Data for this exercise: Begin

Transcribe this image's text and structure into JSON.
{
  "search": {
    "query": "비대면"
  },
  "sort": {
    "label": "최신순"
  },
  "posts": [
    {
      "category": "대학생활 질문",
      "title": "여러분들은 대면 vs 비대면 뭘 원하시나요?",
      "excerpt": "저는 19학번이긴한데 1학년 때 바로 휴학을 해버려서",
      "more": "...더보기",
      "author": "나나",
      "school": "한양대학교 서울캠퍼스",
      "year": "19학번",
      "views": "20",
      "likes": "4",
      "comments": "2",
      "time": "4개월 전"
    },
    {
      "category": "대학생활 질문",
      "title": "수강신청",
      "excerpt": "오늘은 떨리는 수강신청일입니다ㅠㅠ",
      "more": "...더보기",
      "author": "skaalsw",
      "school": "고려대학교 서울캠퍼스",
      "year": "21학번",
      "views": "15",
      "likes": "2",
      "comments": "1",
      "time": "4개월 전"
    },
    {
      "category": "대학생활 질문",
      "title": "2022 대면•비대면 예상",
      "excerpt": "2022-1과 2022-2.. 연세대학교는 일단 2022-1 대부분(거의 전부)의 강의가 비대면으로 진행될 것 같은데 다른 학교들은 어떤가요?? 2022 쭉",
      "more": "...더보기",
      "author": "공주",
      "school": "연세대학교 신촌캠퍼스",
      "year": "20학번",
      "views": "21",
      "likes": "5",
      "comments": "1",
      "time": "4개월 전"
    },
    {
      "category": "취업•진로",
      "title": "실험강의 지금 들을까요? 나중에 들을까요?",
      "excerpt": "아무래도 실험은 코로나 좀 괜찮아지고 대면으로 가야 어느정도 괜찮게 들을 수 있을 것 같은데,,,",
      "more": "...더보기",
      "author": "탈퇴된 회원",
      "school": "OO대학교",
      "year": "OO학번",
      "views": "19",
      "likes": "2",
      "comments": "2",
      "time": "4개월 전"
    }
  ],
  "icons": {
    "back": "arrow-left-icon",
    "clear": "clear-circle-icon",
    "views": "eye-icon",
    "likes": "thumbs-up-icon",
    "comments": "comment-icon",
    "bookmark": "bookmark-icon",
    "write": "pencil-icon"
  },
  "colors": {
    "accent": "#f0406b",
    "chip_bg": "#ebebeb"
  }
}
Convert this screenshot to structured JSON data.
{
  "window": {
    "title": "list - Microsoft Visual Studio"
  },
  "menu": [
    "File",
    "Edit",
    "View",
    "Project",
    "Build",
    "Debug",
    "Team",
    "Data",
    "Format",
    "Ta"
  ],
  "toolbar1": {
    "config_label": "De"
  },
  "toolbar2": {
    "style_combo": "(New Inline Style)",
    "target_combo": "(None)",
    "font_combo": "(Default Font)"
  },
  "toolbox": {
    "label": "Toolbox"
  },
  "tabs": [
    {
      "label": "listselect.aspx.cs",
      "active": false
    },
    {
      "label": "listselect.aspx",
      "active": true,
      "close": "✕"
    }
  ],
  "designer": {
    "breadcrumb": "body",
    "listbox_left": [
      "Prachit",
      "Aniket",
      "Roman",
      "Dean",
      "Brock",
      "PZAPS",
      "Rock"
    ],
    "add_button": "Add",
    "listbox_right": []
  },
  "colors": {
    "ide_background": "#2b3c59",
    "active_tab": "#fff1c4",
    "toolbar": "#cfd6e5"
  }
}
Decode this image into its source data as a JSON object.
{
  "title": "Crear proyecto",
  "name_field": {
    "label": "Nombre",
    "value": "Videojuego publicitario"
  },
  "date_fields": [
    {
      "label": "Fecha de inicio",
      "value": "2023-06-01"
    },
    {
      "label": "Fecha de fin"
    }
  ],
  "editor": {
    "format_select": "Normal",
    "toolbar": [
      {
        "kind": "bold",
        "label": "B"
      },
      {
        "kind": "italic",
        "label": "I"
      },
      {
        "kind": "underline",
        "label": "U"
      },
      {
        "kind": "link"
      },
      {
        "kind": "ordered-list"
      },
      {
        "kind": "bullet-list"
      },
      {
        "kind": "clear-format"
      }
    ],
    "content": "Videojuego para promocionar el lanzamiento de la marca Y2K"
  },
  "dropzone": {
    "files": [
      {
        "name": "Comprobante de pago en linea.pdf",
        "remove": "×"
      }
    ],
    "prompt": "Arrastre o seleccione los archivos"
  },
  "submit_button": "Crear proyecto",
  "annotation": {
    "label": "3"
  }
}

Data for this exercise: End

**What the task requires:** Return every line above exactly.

**Answer to this exercise:**
Transcribe this image's text and structure into JSON.
{
  "search": {
    "query": "비대면"
  },
  "sort": {
    "label": "최신순"
  },
  "posts": [
    {
      "category": "대학생활 질문",
      "title": "여러분들은 대면 vs 비대면 뭘 원하시나요?",
      "excerpt": "저는 19학번이긴한데 1학년 때 바로 휴학을 해버려서",
      "more": "...더보기",
      "author": "나나",
      "school": "한양대학교 서울캠퍼스",
      "year": "19학번",
      "views": "20",
      "likes": "4",
      "comments": "2",
      "time": "4개월 전"
    },
    {
      "category": "대학생활 질문",
      "title": "수강신청",
      "excerpt": "오늘은 떨리는 수강신청일입니다ㅠㅠ",
      "more": "...더보기",
      "author": "skaalsw",
      "school": "고려대학교 서울캠퍼스",
      "year": "21학번",
      "views": "15",
      "likes": "2",
      "comments": "1",
      "time": "4개월 전"
    },
    {
      "category": "대학생활 질문",
      "title": "2022 대면•비대면 예상",
      "excerpt": "2022-1과 2022-2.. 연세대학교는 일단 2022-1 대부분(거의 전부)의 강의가 비대면으로 진행될 것 같은데 다른 학교들은 어떤가요?? 2022 쭉",
      "more": "...더보기",
      "author": "공주",
      "school": "연세대학교 신촌캠퍼스",
      "year": "20학번",
      "views": "21",
      "likes": "5",
      "comments": "1",
      "time": "4개월 전"
    },
    {
      "category": "취업•진로",
      "title": "실험강의 지금 들을까요? 나중에 들을까요?",
      "excerpt": "아무래도 실험은 코로나 좀 괜찮아지고 대면으로 가야 어느정도 괜찮게 들을 수 있을 것 같은데,,,",
      "more": "...더보기",
      "author": "탈퇴된 회원",
      "school": "OO대학교",
      "year": "OO학번",
      "views": "19",
      "likes": "2",
      "comments": "2",
      "time": "4개월 전"
    }
  ],
  "icons": {
    "back": "arrow-left-icon",
    "clear": "clear-circle-icon",
    "views": "eye-icon",
    "likes": "thumbs-up-icon",
    "comments": "comment-icon",
    "bookmark": "bookmark-icon",
    "write": "pencil-icon"
  },
  "colors": {
    "accent": "#f0406b",
    "chip_bg": "#ebebeb"
  }
}
Convert this screenshot to structured JSON data.
{
  "window": {
    "title": "list - Microsoft Visual Studio"
  },
  "menu": [
    "File",
    "Edit",
    "View",
    "Project",
    "Build",
    "Debug",
    "Team",
    "Data",
    "Format",
    "Ta"
  ],
  "toolbar1": {
    "config_label": "De"
  },
  "toolbar2": {
    "style_combo": "(New Inline Style)",
    "target_combo": "(None)",
    "font_combo": "(Default Font)"
  },
  "toolbox": {
    "label": "Toolbox"
  },
  "tabs": [
    {
      "label": "listselect.aspx.cs",
      "active": false
    },
    {
      "label": "listselect.aspx",
      "active": true,
      "close": "✕"
    }
  ],
  "designer": {
    "breadcrumb": "body",
    "listbox_left": [
      "Prachit",
      "Aniket",
      "Roman",
      "Dean",
      "Brock",
      "PZAPS",
      "Rock"
    ],
    "add_button": "Add",
    "listbox_right": []
  },
  "colors": {
    "ide_background": "#2b3c59",
    "active_tab": "#fff1c4",
    "toolbar": "#cfd6e5"
  }
}
Decode this image into its source data as a JSON object.
{
  "title": "Crear proyecto",
  "name_field": {
    "label": "Nombre",
    "value": "Videojuego publicitario"
  },
  "date_fields": [
    {
      "label": "Fecha de inicio",
      "value": "2023-06-01"
    },
    {
      "label": "Fecha de fin"
    }
  ],
  "editor": {
    "format_select": "Normal",
    "toolbar": [
      {
        "kind": "bold",
        "label": "B"
      },
      {
        "kind": "italic",
        "label": "I"
      },
      {
        "kind": "underline",
        "label": "U"
      },
      {
        "kind": "link"
      },
      {
        "kind": "ordered-list"
      },
      {
        "kind": "bullet-list"
      },
      {
        "kind": "clear-format"
      }
    ],
    "content": "Videojuego para promocionar el lanzamiento de la marca Y2K"
  },
  "dropzone": {
    "files": [
      {
        "name": "Comprobante de pago en linea.pdf",
        "remove": "×"
      }
    ],
    "prompt": "Arrastre o seleccione los archivos"
  },
  "submit_button": "Crear proyecto",
  "annotation": {
    "label": "3"
  }
}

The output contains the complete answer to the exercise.